Still blindfolded and in suspense, I walked her to our seats. As she listened to the opening, she asked, 'Are we seeing the opening of Harry Potter?' She was thrilled! (Did the clues of the picture of my 'Harry' head and the pots give it away?) Probably not, she preferred harder clues and more surprise over easier clues and no surprise. What do the people you care about prefer?
The next day, we went white water rafting (stuff floating in a shot glass). She loved every minute. But what she enjoyed just as much, perhaps more, was the suspense and the sharing leading up to our time together.
Just as importantly we enjoyed the experience. It was an opportunity to just share some very valuable time together. I don't always do surprise trips. This week, I went on another trip with my oldest daughter to DC which we planned out together (with the exception of the last minute, impromptu stuff).
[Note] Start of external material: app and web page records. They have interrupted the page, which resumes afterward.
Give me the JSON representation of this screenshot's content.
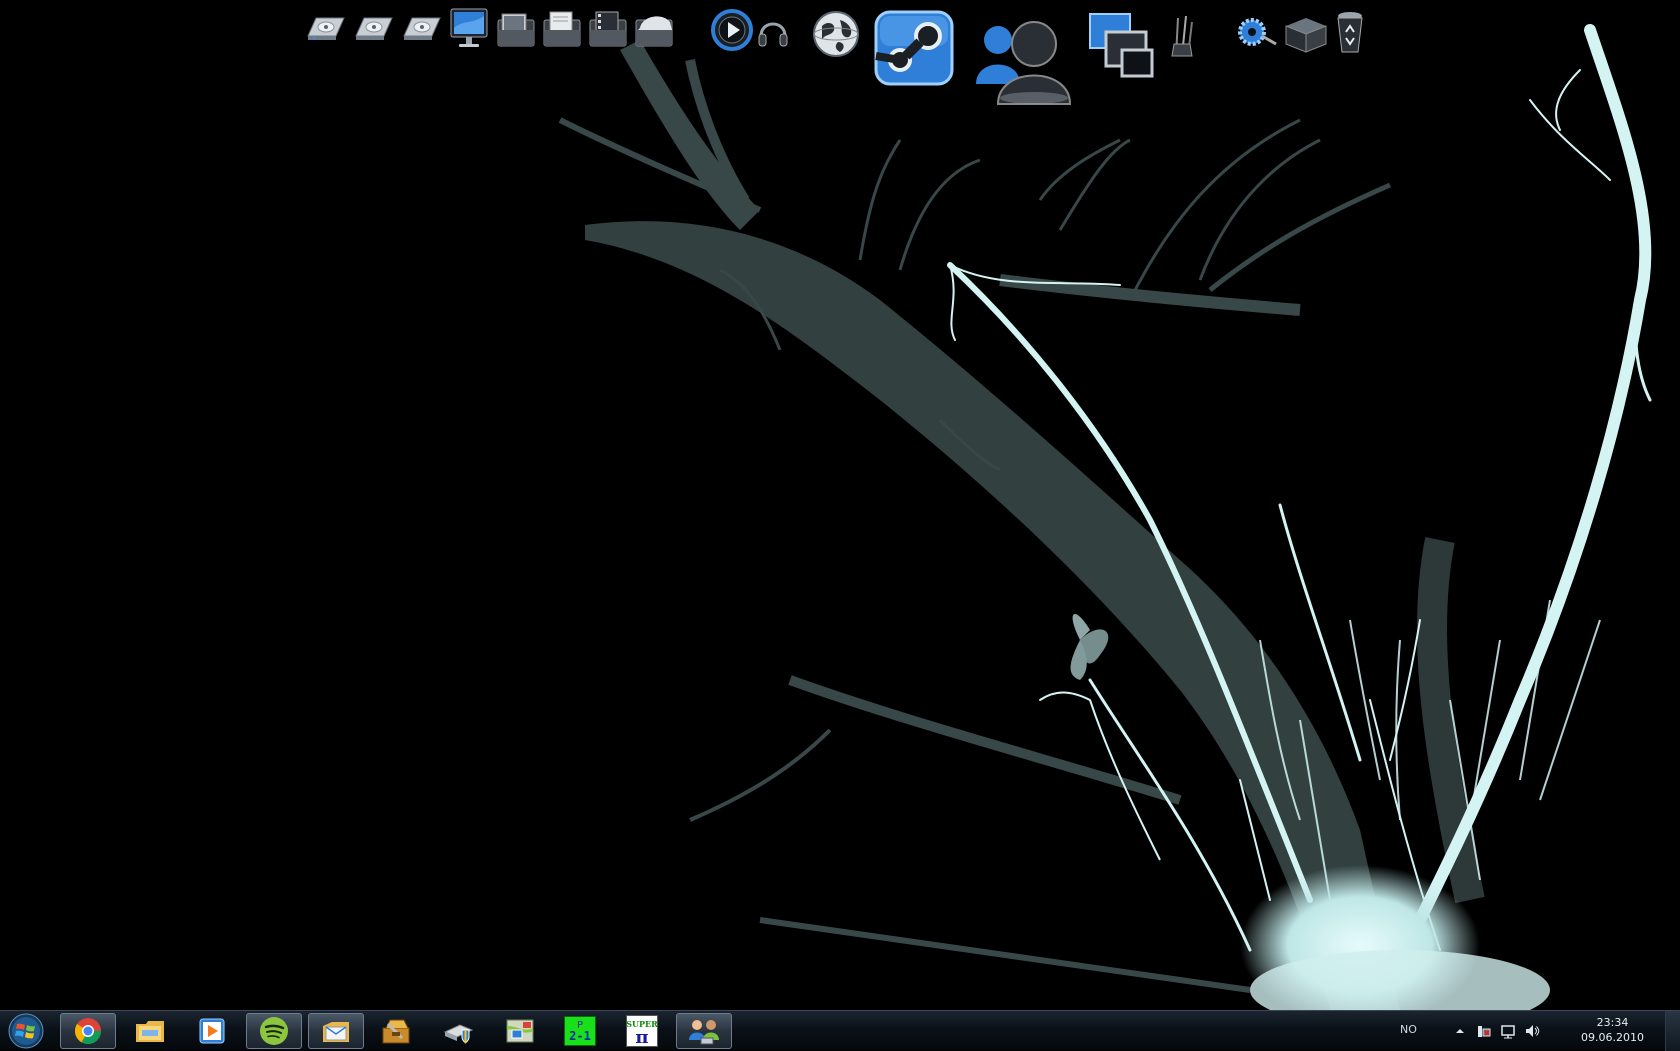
{
  "desktop": {
    "dock_icons": [
      {
        "name": "hard-drive-1-icon"
      },
      {
        "name": "hard-drive-2-icon"
      },
      {
        "name": "hard-drive-3-icon"
      },
      {
        "name": "computer-monitor-icon"
      },
      {
        "name": "pictures-folder-icon"
      },
      {
        "name": "documents-folder-icon"
      },
      {
        "name": "videos-folder-icon"
      },
      {
        "name": "downloads-folder-icon"
      },
      {
        "name": "media-player-icon"
      },
      {
        "name": "headphones-icon"
      },
      {
        "name": "globe-icon"
      },
      {
        "name": "steam-icon"
      },
      {
        "name": "messenger-icon"
      },
      {
        "name": "windows-monitor-icon"
      },
      {
        "name": "paint-brushes-icon"
      },
      {
        "name": "settings-gear-icon"
      },
      {
        "name": "box-icon"
      },
      {
        "name": "recycle-bin-icon"
      }
    ]
  },
  "taskbar": {
    "buttons": [
      {
        "name": "chrome-icon",
        "active": true
      },
      {
        "name": "explorer-folder-icon",
        "active": false
      },
      {
        "name": "media-play-icon",
        "active": false
      },
      {
        "name": "spotify-icon",
        "active": true
      },
      {
        "name": "mail-icon",
        "active": true
      },
      {
        "name": "tool-box-icon",
        "active": false
      },
      {
        "name": "security-shield-icon",
        "active": false
      },
      {
        "name": "network-map-icon",
        "active": false
      },
      {
        "name": "p21-app-icon",
        "active": false,
        "label_top": "P",
        "label_bottom": "2-1"
      },
      {
        "name": "superpi-app-icon",
        "active": false,
        "label_top": "SUPER",
        "label_bottom": "π"
      },
      {
        "name": "users-network-icon",
        "active": true
      }
    ],
    "tray": {
      "language": "NO",
      "time": "23:34",
      "date": "09.06.2010"
    }
  },
  "colors": {
    "splash_light": "#d4f4f4",
    "splash_dark": "#384747",
    "taskbar_bg": "#0b1118",
    "accent_blue": "#2f7fd8"
  }
}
The secret is to plan around your big rocks. Be clear about your priorities and plan for them. Put your 'big rocks' on your calendar and plan the rest of your day, your week or your month around those 'big rocks.' Life is filled with so many 'small rocks' that they push the 'big rocks' out of the way every time.
It's also more than just about planning as I've learned. It's also about allowing yourself the freedom to live in abundance so you spend the time giving of yourself and your time to others. It's amazing how it also benefits you. I've seen it firsthand in my own life and in the lives of others.
The tale of two rock-star wannabe's
Last week I was talking to my client and friend Nick Sarillo who owns Nick’s Pizza & Pub outside of Chicago. He was recently on the cover of Inc. magazine. Why? He’s a “big rocks star.” He’s constantly supporting local groups such as Big Brothers and Big Sisters, Boy Scouts, Girl Scouts, Humane Society, church groups, local schools and the local hockey club. Recently, they surprised a woman with all the profits they raised that day at the restaurant and donated it to her so she could pay the medical bills for her daughter who suffered a brain aneurism.
He plans for events like that in which he gives away his profits! Why? Because his team and his community are important to him. Those are his “big rocks.” The community also supports him in a big way as a result and his business is growing exponentially. The guy is absolutely a “big rocks star.”
Compare that situation to another. In the same week I was talking with another client. He has the same gross sales as Nick, taking home even more money. But he’s miserable. His business is only growing about 3% a year. He feels like a slave; gets up at 6, goes to work, does the same thing every day and comes home at eight.
He’s in terrible shape, he’s not making enough time for his kids or his wife. He’s afraid to take time off and he’s not taking care of his “big rocks.” We’re working on it, he’s committed to change. You see we only make change when there is enough pain or pleasure attached to the action.
I’m the first to admit it’s not easy. The hardest part is taking the time. I mean MAKING the time. I actually get out a calendar a few months in advance with my wife and plan how and when we’re going to make time for the “big rocks.”
When it comes to doing special time here’s a tip. Most make the mistake of just doing it. But it’s the build-up, sharing and planning together that makes it so much more meaningful. Life is a journey. Not a destination. Focus on your “big rocks” by putting it on your calendar. Try it yourself. Who knows, maybe you’ll be a “big rocks star” too!
Always taking you from where you are to where you want to go,